If I speak true! if hollowly, invert
What best is boded me to mischief! I
Beyond all limit of what else i’ the world
Do love, prize, honour you. Hear my soul speak:
The very instant that I saw you, did
My heart fly to your service; there resides,
To make me slave to it; and for your sake
Am I this patient log–man.

Clare immediately looks at me and whispers, “on second thought, I’d cast Miranda as a 76-year-old woman.” How could I not laugh? And yes, I’m pretty sure I got the stink eye from Dave Demke, which caused Clare to laugh.

That summer Clare helped me get to the heart of The Duke in “Measure for Measure.” She was invaluable not only as a resource for acting, but she was a supportive friend. Someone to whom I could bitch and complain to – we had a tendency to gossip, especially because we knew it was not what good Irish boys and girls do. The next summer I didn’t get to see her nearly as much as we were both busy doing different projects. But the little time I spent with her was a joy.

My favorite Irish Witch passed away this weekend. I could write about how I wish I knew her better or longer, how I regret that I didn’t make more of an effort to “go grab coffee” as we promised each other we would – but that misses the point. I won’t express my gratitude for what time I did have with Clare by being greedy and wishing for more. I’m grateful to have crossed paths with this Irish Witch.

Clare left an indelible impression on my life. Two weeks ago, I was in class working on Hamlet’s “Oh that this too, too, solid flesh would melt,” when my teacher complimented me. She said my imagery was fantastic – she could see “the un-weeded garden that grows to seed.” I said thank you twice: once aloud to her and the other in my mind, to Clare.

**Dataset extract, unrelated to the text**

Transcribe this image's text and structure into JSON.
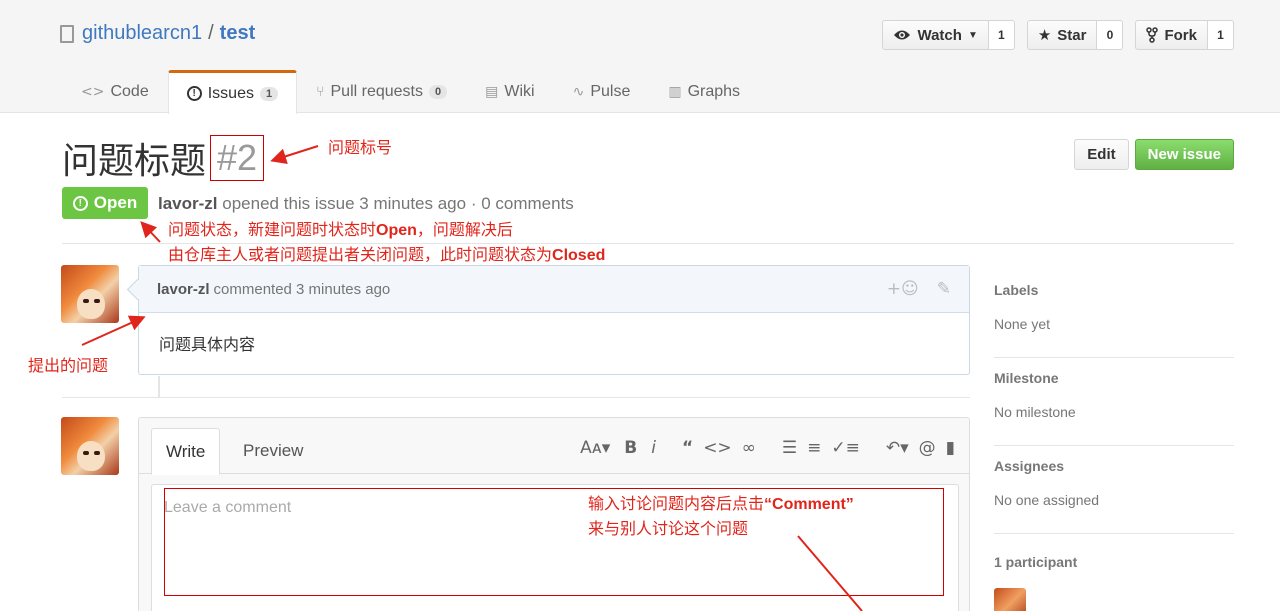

I don’t particularly believe in heaven, but it’s times like this that make me want to. I’d like to think that Clare is up there now, gossiping with Shakespeare himself and telling my mother that I’m still a “good Irish boy.” Give ’em Hell in heaven, Clare. You will be missed.